Speaking of Perth Zoo. In 1924 they threw a Tudor dress-up day. And a record crowd sat among the palms as Queen Elizabeths and Mary Queen of Scots.
Among the crowd was a journalist who wrote under the pen-name Omar Cayenne. We’ll call him Omar.
Omar loved the botanical garden feel of the place, but the plight of animals made him feel sick.
Take, for instance, the bears. Their habitat was so disgusting that if a circus proprietor kept animals in such condition he would have been jailed. They lived in conditions so bad, Omar recommended that no one should even look at them.
The Australian dingo, an animal whose home is the wide, open spaces. This poor brute was cooped up in an enclosure that resembled a freezing chamber. With only a concrete floor, the sick animal was trying to scrape a hole for himself in the hard floor. Obviously no one at the zoo thought to have put some sand in his den.
Nor did Omar approve of putting live frogs into the snakes’ cages, so they could be devoured in the presence of horrified children.
Walking through the grounds, all you could detect was the general air of decay and neglect. The excuse was that there was no money for repairs. Something Omar dismissed as a simple lie.
During the summer the zoo was the rendezvous for tens of thousands, attracted by the beautiful gardens and pleasure attractions for the kiddies. The tennis courts were packed and expensive to book, and so profitable the zoo kept expanding the number of them. There was plenty of money available to spend if they wanted to.
Omar had once lived near the zoo and could testify that during the summer months the stench arising from the place was overwhelming. He suspected the local government would have closed the place long ago if it wasn’t paying a good portion of the local rates.
Keep the birds and the plants, said Omar, and make an ideal botanical gardens. As for the animals, if their present miserable conditions cannot be improved they should be mercifully destroyed, and thus end this tragic farce.

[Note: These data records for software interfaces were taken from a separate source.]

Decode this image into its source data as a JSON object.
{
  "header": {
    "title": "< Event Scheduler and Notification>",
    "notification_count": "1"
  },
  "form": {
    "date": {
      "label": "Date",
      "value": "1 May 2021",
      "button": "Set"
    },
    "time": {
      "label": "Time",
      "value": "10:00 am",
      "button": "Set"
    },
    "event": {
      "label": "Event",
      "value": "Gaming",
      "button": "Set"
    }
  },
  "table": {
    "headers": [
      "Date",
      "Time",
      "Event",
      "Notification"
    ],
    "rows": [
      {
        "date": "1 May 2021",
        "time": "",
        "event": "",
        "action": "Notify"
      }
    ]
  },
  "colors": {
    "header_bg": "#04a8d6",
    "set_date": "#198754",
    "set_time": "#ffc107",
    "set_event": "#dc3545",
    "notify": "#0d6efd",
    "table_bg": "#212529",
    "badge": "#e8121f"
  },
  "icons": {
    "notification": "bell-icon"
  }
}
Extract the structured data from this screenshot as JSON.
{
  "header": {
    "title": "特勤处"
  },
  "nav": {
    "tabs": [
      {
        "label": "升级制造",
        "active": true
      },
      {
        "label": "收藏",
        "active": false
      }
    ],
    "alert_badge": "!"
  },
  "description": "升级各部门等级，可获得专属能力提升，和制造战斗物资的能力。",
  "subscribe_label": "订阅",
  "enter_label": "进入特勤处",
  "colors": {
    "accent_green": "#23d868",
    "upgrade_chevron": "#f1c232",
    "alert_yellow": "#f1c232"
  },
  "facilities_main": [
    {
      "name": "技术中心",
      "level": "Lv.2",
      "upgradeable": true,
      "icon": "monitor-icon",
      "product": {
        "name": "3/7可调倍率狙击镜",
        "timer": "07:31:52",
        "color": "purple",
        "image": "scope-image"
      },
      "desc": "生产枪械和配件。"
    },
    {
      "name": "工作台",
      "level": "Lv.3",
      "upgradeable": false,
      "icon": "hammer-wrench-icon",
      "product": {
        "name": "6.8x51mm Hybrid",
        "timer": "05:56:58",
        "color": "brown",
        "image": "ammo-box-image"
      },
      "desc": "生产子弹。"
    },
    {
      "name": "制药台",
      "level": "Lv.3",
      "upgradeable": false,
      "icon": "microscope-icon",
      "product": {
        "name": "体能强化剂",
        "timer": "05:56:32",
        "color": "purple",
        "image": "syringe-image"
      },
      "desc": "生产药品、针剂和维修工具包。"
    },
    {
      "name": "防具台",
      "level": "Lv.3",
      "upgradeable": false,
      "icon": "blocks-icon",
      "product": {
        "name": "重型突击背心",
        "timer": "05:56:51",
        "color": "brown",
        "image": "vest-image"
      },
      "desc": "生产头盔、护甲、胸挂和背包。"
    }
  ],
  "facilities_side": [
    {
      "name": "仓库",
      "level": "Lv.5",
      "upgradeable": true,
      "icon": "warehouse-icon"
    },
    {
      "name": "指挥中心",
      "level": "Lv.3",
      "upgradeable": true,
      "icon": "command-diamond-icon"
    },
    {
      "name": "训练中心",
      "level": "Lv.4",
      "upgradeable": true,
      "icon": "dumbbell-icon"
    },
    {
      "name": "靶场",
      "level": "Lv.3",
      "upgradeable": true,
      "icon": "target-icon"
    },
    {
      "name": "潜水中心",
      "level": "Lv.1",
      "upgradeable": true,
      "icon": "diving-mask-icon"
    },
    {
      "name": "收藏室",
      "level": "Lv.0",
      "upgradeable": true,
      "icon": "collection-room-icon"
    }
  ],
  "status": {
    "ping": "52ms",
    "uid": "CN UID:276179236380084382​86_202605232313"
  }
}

The Dodgy Perth team have never been in favour of zoos, and it is entirely possible that Omar’s recommendations from 1924 should stand today.